Truck buyers at the lighter end of the heavy duty market now have a bigger 6×2 choice, with the soft introduction of the Western Star 2800SS. These trucks are up against still competition from the four Japanese brands, who all offer an array of choices at 6×2. None of them have a bonnet, though. This distinguishing feature has a lot of history in Australia and is attractive to many truck buyers.
Strong growth for the Japanese manufacturers and their pragmatic-but-reliable trucks – followed by an increasing share for European trucks – has seen the traditional preference for a truly North American truck decline in some sectors of the market.
What Western Star has here is a truly North American truck with a decent pedigree and adapted to meet the needs of the trucking industry in Australia. This is a US truck through and through, and it comes from a brand that has a reputation for uncompromisingly sticking to the North American truck philosophy.

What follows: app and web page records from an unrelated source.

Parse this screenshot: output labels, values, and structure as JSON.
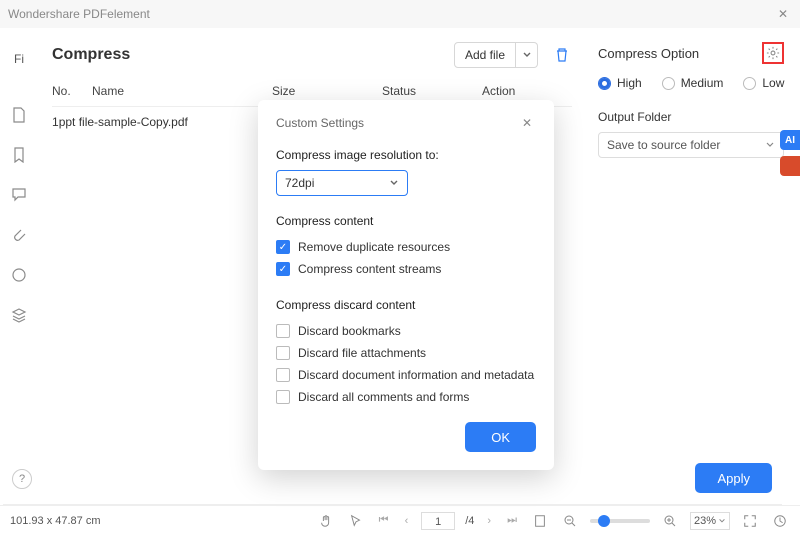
{
  "titlebar": {
    "app_name": "Wondershare PDFelement"
  },
  "leftrail_icons": [
    "file",
    "bookmark",
    "comment",
    "attach",
    "circle",
    "stack"
  ],
  "header": {
    "title": "Compress",
    "add_file_label": "Add file"
  },
  "columns": {
    "no": "No.",
    "name": "Name",
    "size": "Size",
    "status": "Status",
    "action": "Action"
  },
  "rows": [
    {
      "no": "1",
      "name": "ppt file-sample-Copy.pdf"
    }
  ],
  "right": {
    "option_title": "Compress Option",
    "radios": {
      "high": "High",
      "medium": "Medium",
      "low": "Low"
    },
    "selected_radio": "high",
    "output_folder_label": "Output Folder",
    "output_folder_value": "Save to source folder"
  },
  "modal": {
    "title": "Custom Settings",
    "resolution_label": "Compress image resolution to:",
    "resolution_value": "72dpi",
    "content_title": "Compress content",
    "content_checks": [
      {
        "label": "Remove duplicate resources",
        "checked": true
      },
      {
        "label": "Compress content streams",
        "checked": true
      }
    ],
    "discard_title": "Compress discard content",
    "discard_checks": [
      {
        "label": "Discard bookmarks",
        "checked": false
      },
      {
        "label": "Discard file attachments",
        "checked": false
      },
      {
        "label": "Discard document information and metadata",
        "checked": false
      },
      {
        "label": "Discard all comments and forms",
        "checked": false
      }
    ],
    "ok": "OK"
  },
  "apply_label": "Apply",
  "status": {
    "dims": "101.93 x 47.87 cm",
    "page_current": "1",
    "page_total": "/4",
    "zoom": "23%"
  },
  "sidetags": [
    {
      "text": "AI",
      "bg": "#2c7cf5"
    },
    {
      "text": "",
      "bg": "#d84b2b"
    }
  ]
}
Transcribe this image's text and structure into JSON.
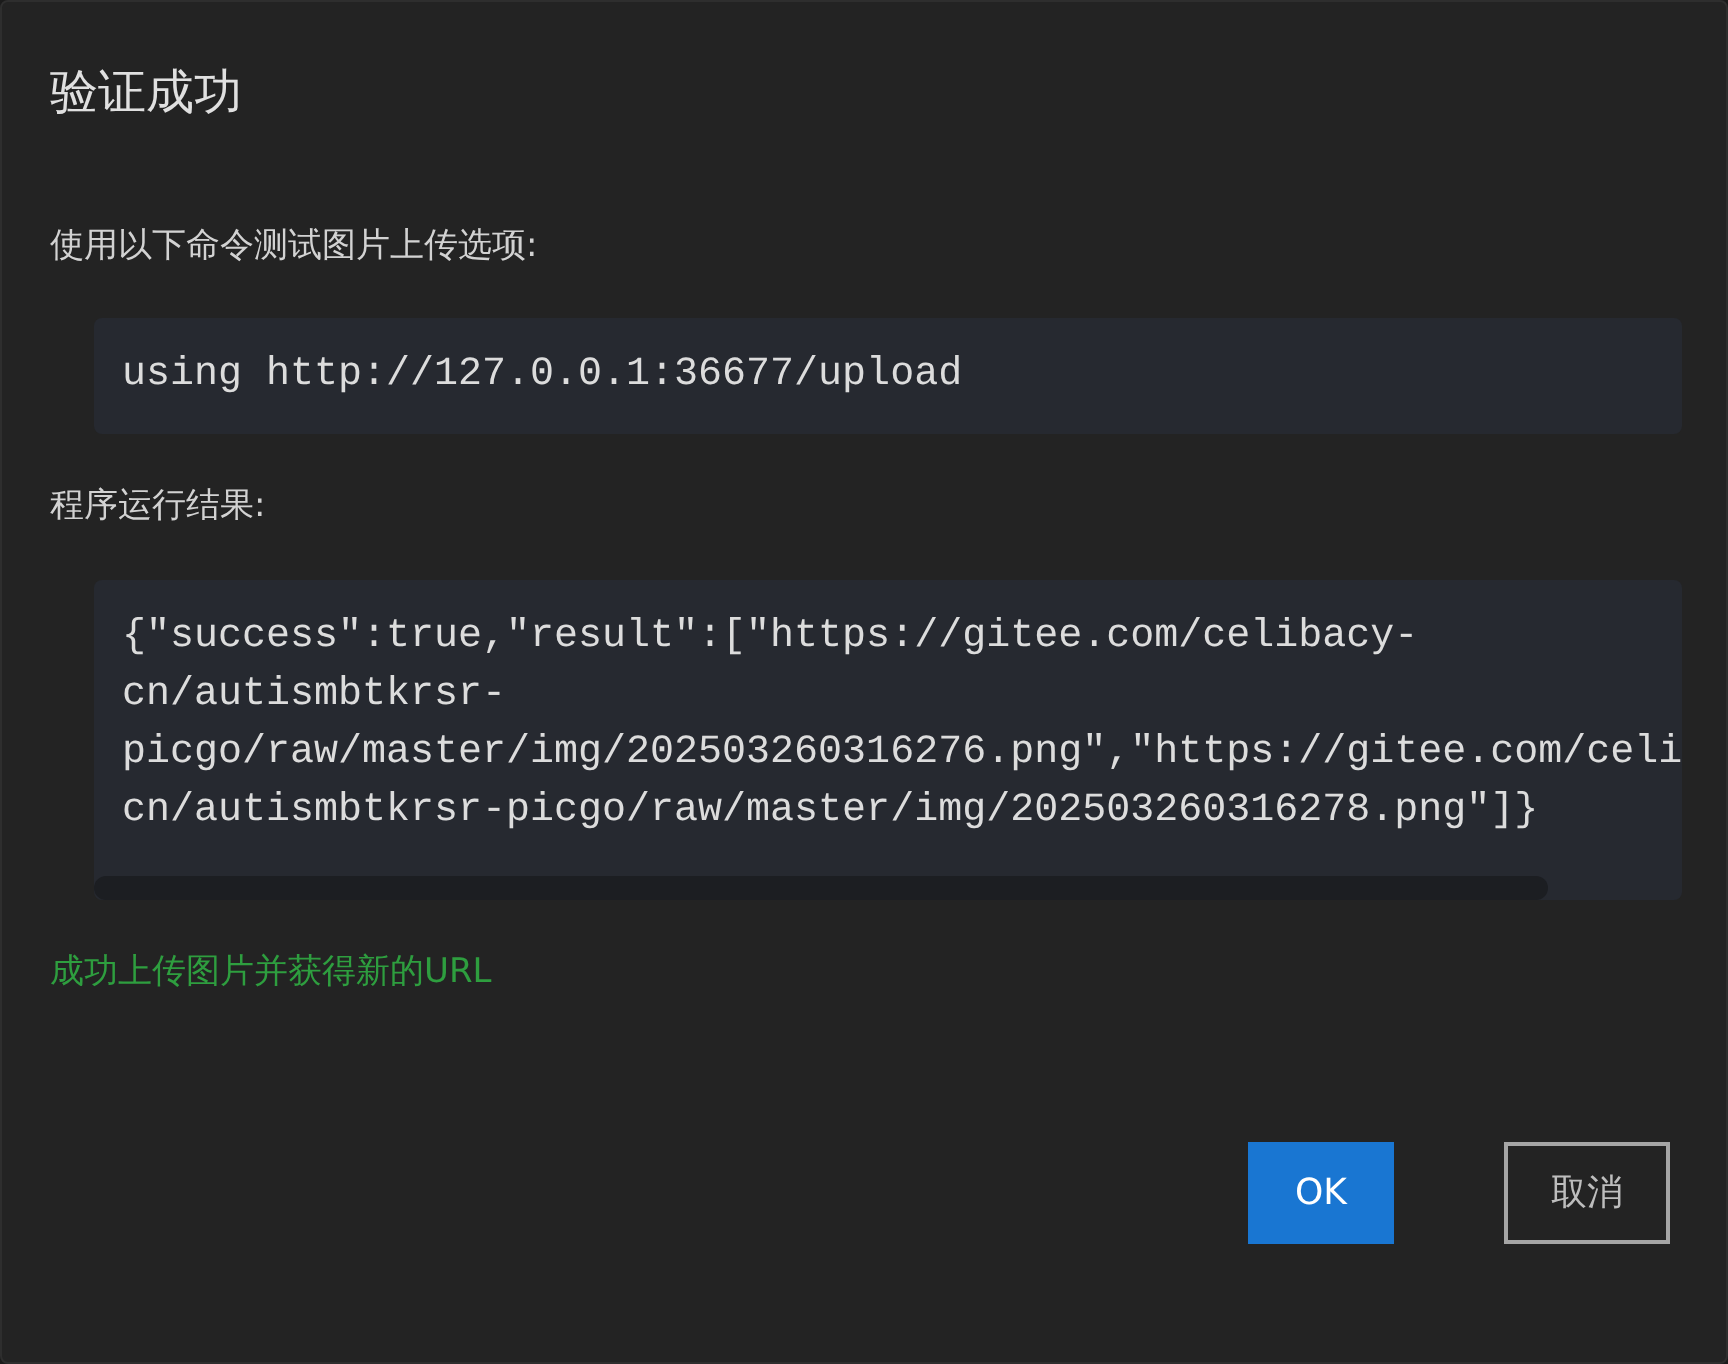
{
  "dialog": {
    "title": "验证成功"
  },
  "command_label": "使用以下命令测试图片上传选项:",
  "command": "using http://127.0.0.1:36677/upload",
  "result_label": "程序运行结果:",
  "result_lines": [
    "{\"success\":true,\"result\":[\"https://gitee.com/celibacy-",
    "cn/autismbtkrsr-",
    "picgo/raw/master/img/202503260316276.png\",\"https://gitee.com/celi",
    "cn/autismbtkrsr-picgo/raw/master/img/202503260316278.png\"]}"
  ],
  "status_message": "成功上传图片并获得新的URL",
  "buttons": [
    {
      "label": "OK",
      "kind": "primary"
    },
    {
      "label": "取消",
      "kind": "outline"
    }
  ]
}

The 2800SS is a Western Star version of the Freightliner M2 Business Class, a truck sold in large numbers in the US. Built in the Freightliner plant at Mount Holly in North Carolina, the M2 Business Class sells in big numbers – around 50,000 each year. It is the staple 4×2 truck sold in the US medium-duty market by Freightliner, and sells as a 6×2 to a certain extent. Its main contender for sales is a similarly styled International, the Durastar, as well as the bonneted Hino from the US, the 600 Series.
For the long haul
Cruise control? Yes, even dedicated urban runners need to spend some time on the open highway. In fact, this truck is not too shabby in this department. With an rpm level just under 1,700rpm at 100km/h, this 2800SS would be a comfortable drive on a long shift between cities at highway speed.
For those longer journeys, the drivers’s seat has a fold-down armrest to make life a little more comfortable. The hi-vis seatbelt is attached to the B pillar, but not noticeably uncomfortable. The way the cab has been designed, the long-distance driver will probably end up pushing the seat back a little and tilting the steering wheel down towards the lap, in a car-driving-like position, rather than the more upright heavy-truck position.
The feel on the road, especially around the city of Brisbane, where this test took place, is one of stiff suspension. If the single taper-leaf spring were a little longer, it might make for a less bumpy ride. At least the Freightliner rear air suspension keeps the freight happy.
This truck design first appeared on the streets of the US back in 2002. Looking at it today, it does not look at all dated. At the time, back in the 2000s, the M2 Business Class looked like a cutting-edge truck, much like the Cascadia that followed it.
From the Driver’s Seat
Every other truck in this class in Australia is a cabover. This driver needs to remind himself this truck is a conventional with a bonnet, as the bonnet is not very noticeable from the drivers seat. The windscreen is large and low, but the bonnet design means it doesn’t obstruct the view to the front and side of the cabin.
This design does allow for a low and easy climb in and out, up and down the short staircase outside each door.
Looking at this truck, most of the constituent components are something we know and can feel comfortable with. This is not an exotic from left field, it is a new combination of familiar parts that make up the whole truck.
The most striking difference is the cabin itself. Cabovers are heading around our city streets in their thousands. There are nothing like that many small-bonneted trucks working in this sector. The duck-like cabin sticks out like a sore thumb.
At first appearance, the cabin looks like it will be small and cramped. Once inside, the driver realises this is a good use of available space, quite roomy for a small truck. Overall, the designers have created a good working environment. It is easy to use, with a simple auto gearbox, responsive steering and great visibility. The interior is quiet and the driving position comfortable.
What Western Star has here is a truck which will do the job. Its specifications are in and around the same area as most of the trucks in this segment. The big difference is this truck has a nose and a classic-US driveline.
Renting the 2800
The Western Star 2800SS is concentrated mainly in the Penske Truck Rental fleet. In the US, the Penske Rental organisation owns thousands of the M2 Business Class in its medium-duty fleet. Incidentally, it also owns a large number of the bonneted Hino 600 models.
“I didn’t want to compete with light and medium truck rental companies who have yards full of white Japanese trucks,” says Adrian Beach, from Penske Truck Rental. “We were looking for something different to fit in with our heavier trucks. We wanted something capable of carrying plenty of weight in a 14.5-pallet body.
“The 2800 has got great feedback. Most of them are in long-term rental agreements for six months or more. We keep an eye on utilisation of the trucks and if it’s up over 75 per cent, we’ll slip another two or so into the fleet.”
There are more on the way as the fleet expands. The next batch of trucks is likely to have its adaptation done here to meet our Australian Design Rules in Australia and not in the US, as has been done in the past. The change will speed up the pipeline of trucks coming through from the US.